Author: ICAEW Insights

Published: 14 Mar 2022

The labours of month and year-end reporting can be reduced with a few simple digital steps, leaving accountants free to take on more analytical tasks.

The reporting process at most businesses is manual and spreadsheet-focused, requiring intensive time and effort every month and at year end. This can mean several consecutive days of repetitive data entry work, with some adjustments off-system, but generally consistent in its effort, month-in and month-out.

The finance function in any business must run a series of reports, often across multiple systems, and manually combines that into a management pack.

As organisations look to deliver more ESG reporting, the introduction of non-financial data leads to even more data sources, and more challenges to combine them, meaning reporting requirements are taking longer and longer to deliver each month.

Start simply

There are some simple steps to take that can improve impact, beginning with automating some aspects of how reporting packs are managed, that will also help analytics and presentation.

“It can start at a very basic level of leveraging Excel formulas and conditioning formatting,” says Ian Pay, Head of Data Analytics and Tech, ICAEW. “How you make the numbers jump out more using charts, graphs and colours in Excel to liven it up a bit. It’s recognising that small changes can make a very big difference.”

Small steps, including associating colours with performance trends, and thinking about how the data can be presented other than in tables, are important.

There are also tools available that most businesses will have access to if they have a Microsoft licensing agreement. Microsoft Power Automate can take a template and automatically update it based on source files.

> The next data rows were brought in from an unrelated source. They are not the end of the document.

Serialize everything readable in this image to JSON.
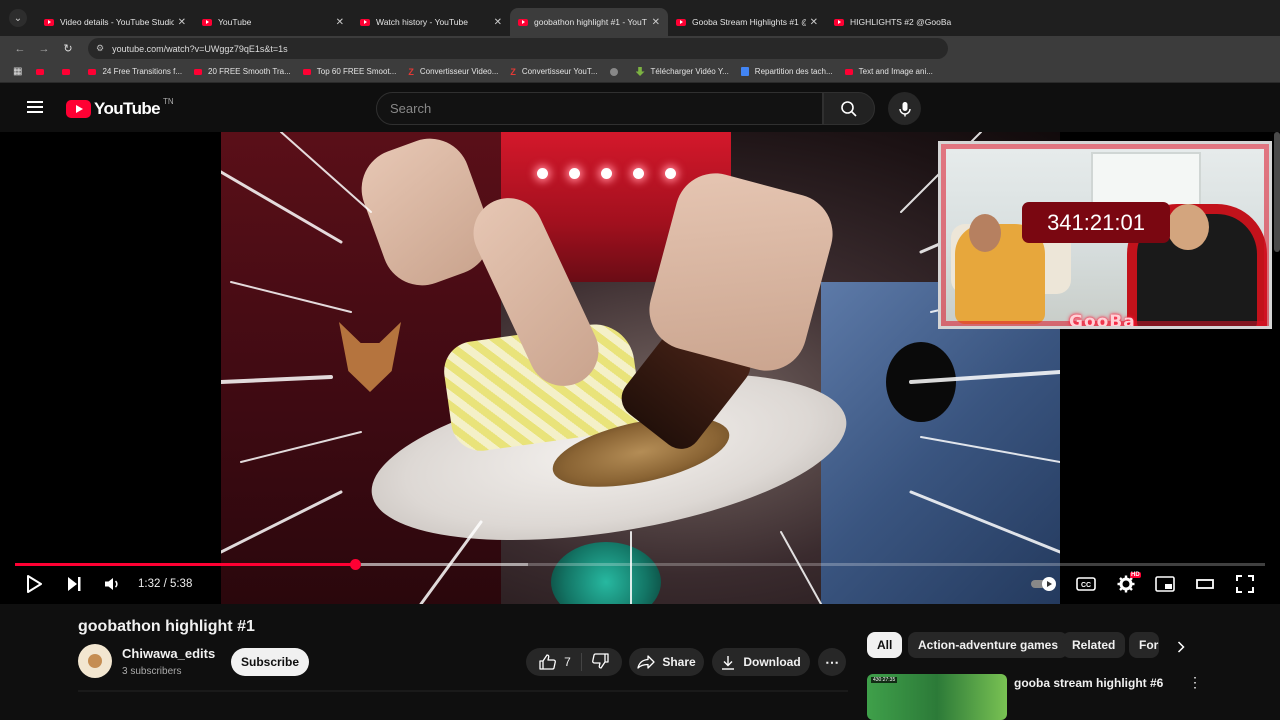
{
  "browser": {
    "tabs": [
      {
        "title": "Video details - YouTube Studio",
        "active": false
      },
      {
        "title": "YouTube",
        "active": false
      },
      {
        "title": "Watch history - YouTube",
        "active": false
      },
      {
        "title": "goobathon highlight #1 - YouT",
        "active": true
      },
      {
        "title": "Gooba Stream Highlights #1 @",
        "active": false
      },
      {
        "title": "HIGHLIGHTS #2 @GooBa",
        "active": false
      }
    ],
    "close_glyph": "✕",
    "url": "youtube.com/watch?v=UWggz79qE1s&t=1s",
    "bookmarks": [
      {
        "label": "",
        "icon": "youtube-icon"
      },
      {
        "label": "",
        "icon": "youtube-icon"
      },
      {
        "label": "24 Free Transitions f...",
        "icon": "youtube-icon"
      },
      {
        "label": "20 FREE Smooth Tra...",
        "icon": "youtube-icon"
      },
      {
        "label": "Top 60 FREE Smoot...",
        "icon": "youtube-icon"
      },
      {
        "label": "Convertisseur Video...",
        "icon": "z-icon"
      },
      {
        "label": "Convertisseur YouT...",
        "icon": "z-icon"
      },
      {
        "label": "",
        "icon": "globe-icon"
      },
      {
        "label": "Télécharger Vidéo Y...",
        "icon": "download-icon"
      },
      {
        "label": "Repartition des tach...",
        "icon": "doc-icon"
      },
      {
        "label": "Text and Image ani...",
        "icon": "youtube-icon"
      }
    ]
  },
  "header": {
    "logo_text": "YouTube",
    "region": "TN",
    "search_placeholder": "Search"
  },
  "player": {
    "current_time": "1:32",
    "duration": "5:38",
    "time_display": "1:32 / 5:38",
    "progress_fraction": 0.272,
    "buffered_fraction": 0.41,
    "overlay": {
      "badge_text": "GooBa",
      "timer": "341:21:01"
    },
    "hd_badge": "HD"
  },
  "video": {
    "title": "goobathon highlight #1",
    "channel": "Chiwawa_edits",
    "subscribers": "3 subscribers",
    "subscribe_label": "Subscribe",
    "likes": "7",
    "share_label": "Share",
    "download_label": "Download",
    "more_glyph": "⋯"
  },
  "sidebar": {
    "chips": [
      "All",
      "Action-adventure games",
      "Related",
      "For"
    ],
    "active_chip": "All",
    "recommendation": {
      "title": "gooba stream highlight #6",
      "badge": "430:27:35"
    }
  },
  "colors": {
    "accent": "#ff0033",
    "background": "#0f0f0f",
    "timer_bg": "#7a0711"
  }
}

The user can point at files stored locally or on SharePoint, and with zero coding set up a workflow to process the files when updated, saving time and adding efficiency.

Many smaller businesses are still stuck in thinking they must use Excel macros (VBA) and do not realise they can use programs like Power Automate to remove the effort from manual, repetitive tasks.

“There’s a fear that finance professionals have to go under the hood and use Excel VBA to automate but they don’t,” says Pay. “There are tools out there that don’t require coding knowledge or deep technical abilities. Tools like Power Automate that are included in many licence agreements already don’t require a lot of knowledge and can automate the sort of tasks that you have to do in month-end reporting.”

The reporting process is never going to be automated completely and there will always be need for the accountant’s judgement or narrative on top. “But we want to be able to free up people’s time so that they can focus on the narrative and do the tasks that use their skills,” says Pay.

The future

For those already dabbling in automation and wanting to develop more sophisticated visualisations, another widely available Microsoft tool could be the answer – Power BI.

Microsoft’s Power BI has the potential to take month-end reporting to the next level through a fully visual and interactive presentation of data, and opens the door to stakeholders being able to take actionable insights and self-serve on detail.

ICAEW Academy is running courses in May and June to explore month-end reporting in Power BI.

Beyond this, the automation journey is leading towards machine learning and AI solutions, where the program intelligently starts to determine the sorts of adjustments needed in advance, and could even populate narrative elements based on pre-defined structures.

“But to be able to do that you would need to move away from Excel and reporting would need to be on a more dedicated dashboarding and analysis solution,” says Pay.

For now there’s still a strong bias towards the human element. “Would we ever be comfortable trusting and putting a report in front of the CEO or CFO that has been entirely written by a computer, including contextual narrative?” asks Pay. “You might get to the point that it does a first draft but you will always want to go in and put your angle on it.”

While digital upskilling to meet these future challenges will play a key part in the future of accounting, the practical start today rests with time-saving tools such as Power Automate and Excel skills – potentially moving onto Power BI – that are part of investing time in improving the process that will reap benefits over time.

“If I were to automate something, it might take a week or two to make that automation completely from scratch,” says Pay. “If I invest that time I won’t get payback immediately, but over the course of a few month-end reporting cycles I will soon see the benefit.”